→ Collection entries
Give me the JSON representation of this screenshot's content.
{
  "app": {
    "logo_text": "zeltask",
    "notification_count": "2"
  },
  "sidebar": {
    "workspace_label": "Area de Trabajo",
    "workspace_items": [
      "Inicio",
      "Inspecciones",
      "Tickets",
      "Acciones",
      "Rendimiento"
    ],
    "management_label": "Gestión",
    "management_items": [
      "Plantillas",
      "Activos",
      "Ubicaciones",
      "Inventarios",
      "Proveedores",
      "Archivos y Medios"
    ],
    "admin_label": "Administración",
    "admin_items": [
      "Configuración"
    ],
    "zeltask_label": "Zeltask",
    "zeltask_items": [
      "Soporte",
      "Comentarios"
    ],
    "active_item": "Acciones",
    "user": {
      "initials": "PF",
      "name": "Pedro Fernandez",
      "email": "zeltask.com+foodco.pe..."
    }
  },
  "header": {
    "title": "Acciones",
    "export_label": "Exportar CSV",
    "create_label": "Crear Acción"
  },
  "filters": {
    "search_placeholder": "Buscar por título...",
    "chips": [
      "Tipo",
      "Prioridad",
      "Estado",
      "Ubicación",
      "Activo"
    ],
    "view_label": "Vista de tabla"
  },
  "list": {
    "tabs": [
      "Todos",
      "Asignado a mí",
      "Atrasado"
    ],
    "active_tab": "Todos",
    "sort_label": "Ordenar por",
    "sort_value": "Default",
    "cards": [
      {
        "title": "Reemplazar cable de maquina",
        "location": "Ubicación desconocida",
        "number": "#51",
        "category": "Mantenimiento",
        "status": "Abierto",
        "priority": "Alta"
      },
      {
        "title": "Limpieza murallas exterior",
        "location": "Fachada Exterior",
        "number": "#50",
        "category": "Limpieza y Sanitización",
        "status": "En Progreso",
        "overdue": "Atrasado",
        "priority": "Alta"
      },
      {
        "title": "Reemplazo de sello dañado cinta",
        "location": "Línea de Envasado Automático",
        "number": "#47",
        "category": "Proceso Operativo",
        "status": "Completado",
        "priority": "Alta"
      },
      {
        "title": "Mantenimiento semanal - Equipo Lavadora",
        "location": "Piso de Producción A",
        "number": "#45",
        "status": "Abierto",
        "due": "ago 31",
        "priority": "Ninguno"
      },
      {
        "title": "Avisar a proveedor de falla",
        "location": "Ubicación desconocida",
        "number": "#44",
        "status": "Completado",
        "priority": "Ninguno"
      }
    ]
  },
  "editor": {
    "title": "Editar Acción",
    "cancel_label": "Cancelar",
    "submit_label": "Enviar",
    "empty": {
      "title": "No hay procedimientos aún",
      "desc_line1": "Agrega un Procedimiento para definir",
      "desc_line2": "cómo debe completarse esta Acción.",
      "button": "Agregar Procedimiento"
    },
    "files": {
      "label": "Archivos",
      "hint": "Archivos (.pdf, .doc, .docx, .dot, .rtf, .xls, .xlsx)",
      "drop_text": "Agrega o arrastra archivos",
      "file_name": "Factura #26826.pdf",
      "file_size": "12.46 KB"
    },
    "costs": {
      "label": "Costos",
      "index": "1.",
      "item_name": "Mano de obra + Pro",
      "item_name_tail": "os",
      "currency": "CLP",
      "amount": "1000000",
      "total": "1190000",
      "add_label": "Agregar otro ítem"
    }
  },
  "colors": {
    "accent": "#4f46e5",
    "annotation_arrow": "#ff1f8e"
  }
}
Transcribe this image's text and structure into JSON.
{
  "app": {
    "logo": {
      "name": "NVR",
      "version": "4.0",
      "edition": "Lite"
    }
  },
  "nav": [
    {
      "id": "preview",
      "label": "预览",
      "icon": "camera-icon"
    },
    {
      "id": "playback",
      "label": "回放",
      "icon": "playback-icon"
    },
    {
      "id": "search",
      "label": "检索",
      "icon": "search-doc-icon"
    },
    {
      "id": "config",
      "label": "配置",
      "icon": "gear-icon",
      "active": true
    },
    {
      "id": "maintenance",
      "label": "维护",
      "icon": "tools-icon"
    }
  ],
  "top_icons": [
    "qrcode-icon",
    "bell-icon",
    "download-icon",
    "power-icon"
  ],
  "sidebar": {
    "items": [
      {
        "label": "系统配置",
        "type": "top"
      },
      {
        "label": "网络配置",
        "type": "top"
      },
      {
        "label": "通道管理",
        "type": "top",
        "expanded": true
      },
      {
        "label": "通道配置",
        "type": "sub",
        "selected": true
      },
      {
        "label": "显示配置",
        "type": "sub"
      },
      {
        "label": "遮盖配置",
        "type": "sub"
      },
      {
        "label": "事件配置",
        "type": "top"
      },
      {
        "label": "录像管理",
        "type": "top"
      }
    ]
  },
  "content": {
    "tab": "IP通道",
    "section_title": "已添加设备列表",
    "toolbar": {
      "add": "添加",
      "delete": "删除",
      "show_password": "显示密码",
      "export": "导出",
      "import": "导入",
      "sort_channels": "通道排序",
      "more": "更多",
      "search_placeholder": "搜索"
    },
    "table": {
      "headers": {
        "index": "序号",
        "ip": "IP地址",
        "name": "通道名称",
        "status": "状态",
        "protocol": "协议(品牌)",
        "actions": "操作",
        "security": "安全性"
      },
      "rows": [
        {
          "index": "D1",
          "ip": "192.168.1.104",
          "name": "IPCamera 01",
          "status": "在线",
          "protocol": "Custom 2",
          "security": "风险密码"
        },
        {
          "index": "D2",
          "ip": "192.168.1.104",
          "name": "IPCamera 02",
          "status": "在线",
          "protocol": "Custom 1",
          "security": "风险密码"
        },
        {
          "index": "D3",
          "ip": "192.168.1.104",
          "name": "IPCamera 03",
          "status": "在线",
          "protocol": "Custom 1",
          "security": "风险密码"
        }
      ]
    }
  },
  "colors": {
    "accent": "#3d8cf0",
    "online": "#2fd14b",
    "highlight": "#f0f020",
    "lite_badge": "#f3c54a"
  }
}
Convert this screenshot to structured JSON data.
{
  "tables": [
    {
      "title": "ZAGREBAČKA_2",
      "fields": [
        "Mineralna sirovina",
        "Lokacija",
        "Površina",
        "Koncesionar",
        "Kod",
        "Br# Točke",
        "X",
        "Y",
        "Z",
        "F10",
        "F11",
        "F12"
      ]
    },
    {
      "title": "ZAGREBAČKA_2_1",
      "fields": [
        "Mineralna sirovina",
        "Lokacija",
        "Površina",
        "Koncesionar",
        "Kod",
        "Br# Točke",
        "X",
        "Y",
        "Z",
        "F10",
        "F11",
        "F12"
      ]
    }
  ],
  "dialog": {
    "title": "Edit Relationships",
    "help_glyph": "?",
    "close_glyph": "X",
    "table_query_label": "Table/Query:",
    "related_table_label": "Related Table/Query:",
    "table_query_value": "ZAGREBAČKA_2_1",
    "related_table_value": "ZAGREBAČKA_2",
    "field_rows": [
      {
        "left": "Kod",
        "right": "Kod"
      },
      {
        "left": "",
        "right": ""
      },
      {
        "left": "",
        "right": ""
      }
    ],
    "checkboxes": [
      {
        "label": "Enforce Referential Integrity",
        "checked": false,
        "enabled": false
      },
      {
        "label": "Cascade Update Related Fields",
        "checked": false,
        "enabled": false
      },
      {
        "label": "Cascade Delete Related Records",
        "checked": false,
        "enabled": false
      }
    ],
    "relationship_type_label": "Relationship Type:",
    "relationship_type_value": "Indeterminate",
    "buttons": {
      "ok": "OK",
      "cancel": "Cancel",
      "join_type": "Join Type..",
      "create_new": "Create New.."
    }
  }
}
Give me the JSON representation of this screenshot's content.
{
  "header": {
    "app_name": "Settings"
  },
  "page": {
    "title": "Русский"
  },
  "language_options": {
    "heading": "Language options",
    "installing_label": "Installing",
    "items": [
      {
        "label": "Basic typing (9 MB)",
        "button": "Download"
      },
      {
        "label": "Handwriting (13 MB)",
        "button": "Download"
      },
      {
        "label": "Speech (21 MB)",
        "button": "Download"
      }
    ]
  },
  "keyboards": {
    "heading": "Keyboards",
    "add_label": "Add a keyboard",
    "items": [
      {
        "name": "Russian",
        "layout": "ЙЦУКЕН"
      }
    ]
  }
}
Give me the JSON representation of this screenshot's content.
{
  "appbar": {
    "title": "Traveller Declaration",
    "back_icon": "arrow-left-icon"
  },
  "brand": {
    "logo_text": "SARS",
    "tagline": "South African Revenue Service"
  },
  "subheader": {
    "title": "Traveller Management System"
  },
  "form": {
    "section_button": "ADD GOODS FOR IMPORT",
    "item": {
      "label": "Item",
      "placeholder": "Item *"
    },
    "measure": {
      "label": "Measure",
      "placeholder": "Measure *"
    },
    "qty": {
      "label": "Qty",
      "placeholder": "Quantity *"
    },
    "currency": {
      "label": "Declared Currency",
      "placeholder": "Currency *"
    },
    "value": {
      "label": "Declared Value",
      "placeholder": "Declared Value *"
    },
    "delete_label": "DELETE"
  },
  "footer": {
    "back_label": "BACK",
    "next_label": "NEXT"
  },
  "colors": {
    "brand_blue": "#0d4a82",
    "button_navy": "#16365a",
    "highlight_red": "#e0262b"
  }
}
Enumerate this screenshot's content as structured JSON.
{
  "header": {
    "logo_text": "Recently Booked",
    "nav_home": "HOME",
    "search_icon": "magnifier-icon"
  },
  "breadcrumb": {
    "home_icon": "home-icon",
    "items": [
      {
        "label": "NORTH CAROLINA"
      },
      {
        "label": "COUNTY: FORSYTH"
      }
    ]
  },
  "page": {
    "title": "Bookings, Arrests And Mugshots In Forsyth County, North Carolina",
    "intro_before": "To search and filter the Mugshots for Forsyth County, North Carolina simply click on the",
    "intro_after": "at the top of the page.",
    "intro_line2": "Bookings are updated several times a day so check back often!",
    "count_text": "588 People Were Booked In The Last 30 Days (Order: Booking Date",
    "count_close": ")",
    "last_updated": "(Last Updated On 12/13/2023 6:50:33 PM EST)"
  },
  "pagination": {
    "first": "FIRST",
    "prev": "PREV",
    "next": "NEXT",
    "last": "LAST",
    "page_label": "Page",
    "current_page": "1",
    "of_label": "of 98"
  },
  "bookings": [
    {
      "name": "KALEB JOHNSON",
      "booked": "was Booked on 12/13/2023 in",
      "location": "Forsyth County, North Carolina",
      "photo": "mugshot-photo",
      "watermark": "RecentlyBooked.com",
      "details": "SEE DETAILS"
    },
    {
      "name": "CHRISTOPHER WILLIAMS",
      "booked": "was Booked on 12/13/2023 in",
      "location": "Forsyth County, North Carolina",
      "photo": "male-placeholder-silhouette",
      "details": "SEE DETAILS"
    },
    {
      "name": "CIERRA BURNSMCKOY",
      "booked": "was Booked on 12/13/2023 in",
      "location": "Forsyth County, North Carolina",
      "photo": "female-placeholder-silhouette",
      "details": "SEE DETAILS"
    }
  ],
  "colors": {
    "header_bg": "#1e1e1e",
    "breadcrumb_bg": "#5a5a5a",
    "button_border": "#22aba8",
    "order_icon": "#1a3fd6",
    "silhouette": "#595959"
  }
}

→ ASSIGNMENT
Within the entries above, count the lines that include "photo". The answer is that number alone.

→ YOUR SOLUTION
3